When has your life been that kind of holy ground? When have you thought you were empty, bare, and with time found yourself teeming with life?
John Soos writes, “To be of the Earth is to know
the restlessness of being a seed
the darkness of being planted
the struggle toward the light
the pain of growth into the light
the joy of bursting and bearing fruit
the love of being food for someone
the scattering of your seeds
the decay of the seasons
the mystery of death and
the miracle of birth.”
— John Soos, Earth Prayers
People often say we fast during Lent in penance – to make up for our sinful ways. Or they say we fast during Lent in solidarity with Jesus’ suffering on the cross. If that inspires you – go for it. But I don’t resonate with those reasons. Plus it just feels like a big trick, because most of us want donuts even more when we’re guilty or sad.
We might fast to be in solidarity with hungry people around the world. I read this week that in northeast Nigeria, where Boko Haram has control and famine is increasing thanks to climate change, drought and political instability, there are virtually no children under the age of 5. The vulnerable – the young and old and ill – die first in famine. No children left under the age of 5 in northeast Nigeria. I read that and was just paralyzed. Giving up sugar for Lent just sounds silly in the face of that hunger. But each time I want something sweet, and remember I have a choice, if I take each moment of want as an opportunity to pray for people in Nigeria, there could be purpose in my fast.
Fasting from something – whether it’s candy or candy crush, offers us emptiness. Emptiness, which we are naturally inclined to fill. Emptiness, like wilderness, holy, bare ground. Lent is our invitation to dwell in the emptiness that follows us through all the ups and downs of our lives. The emptiness of broken hearts, broken bodies, broken relationships, broken dreams, broken promises. Our natural reaction to the emptiness of emotional pain is to distract ourselves, and we have sugar, alcohol, television, gambling and a zillion other places to run to.
Lent’s fasting is a journey of recovery as we move toward resurrection. Like a teenager entering the wilderness alone as a rite of passage into adulthood, we strike out into Lent’s desert for the risk and for the reward.
We come to church to feel close to God – God is everywhere, but it can be easier to feel God’s presence here. And for many people, God is easier to feel in the tangible stories of Jesus. In Lent we particularly tune in to Jesus’ physical, fleshy, incarnate being. All of us with bodies can share the experience of hunger.
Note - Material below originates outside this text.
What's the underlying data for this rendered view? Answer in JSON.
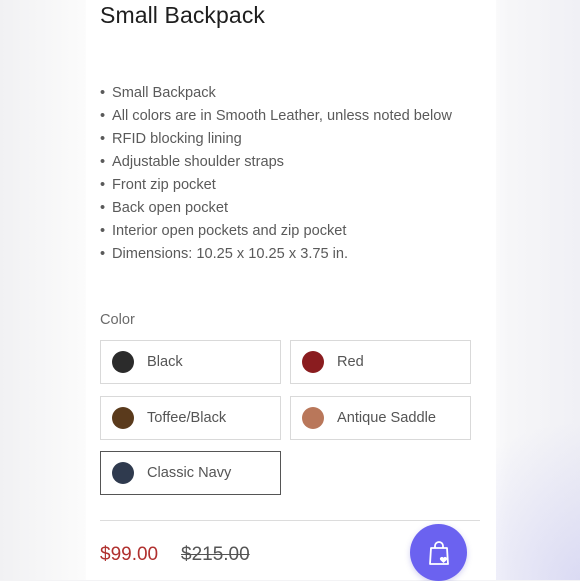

How hungry would you be after 40 days of fasting? On which day would your stomach stop growling and simply shut down? I did a cleansing fast for a week – not zero intake, but pretty close to zero. It was so hard, I was hungry throughout the week. I’ve heard that after enough days of fasting, people lose their desire for food, their stomachs stop growling. Mine didn’t. In fact, that week I thought about food pretty much all the time. Which is unfortunate if we’re fasting to achieve some spiritual transcendence from our bodies!
But splitting our spirits from our bodies really doesn’t work, because we are both spirit and flesh, and we are divinely designed this way.
But my week of fasting did give me innumerable occasions to consider my hunger. How often I think I’m hungry, but I’m really bored. Or tired. Or anxious. How often when I crave chocolate, I’m tired and looking for a boost. How often when I crave mashed potatoes, what I really want is calm and comfort.
What are you hungry for today?
What fuels your hunger?
What soothes your hunger?
We are called to Lent’s holy ground, to the wilderness, to see ourselves bare, to surrender our pretenses and face into our emptiness. This is not a journey for the faint of heart, but for all of us who fear and can claim our fear. For us who long, and can claim our longing. We will never walk this journey alone. Amen.